▸ **Task item**: What is the count of lines in the material below that hold "text"? Answer with only that number.

[[ Provided records, beginning ]]

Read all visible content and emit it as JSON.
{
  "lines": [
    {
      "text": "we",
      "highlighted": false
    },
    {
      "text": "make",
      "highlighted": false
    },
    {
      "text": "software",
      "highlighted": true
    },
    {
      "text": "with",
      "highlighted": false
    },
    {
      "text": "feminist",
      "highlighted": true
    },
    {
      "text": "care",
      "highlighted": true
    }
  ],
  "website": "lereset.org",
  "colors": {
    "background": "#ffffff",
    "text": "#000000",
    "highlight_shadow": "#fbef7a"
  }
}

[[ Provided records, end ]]

▸ **Answer below**: 7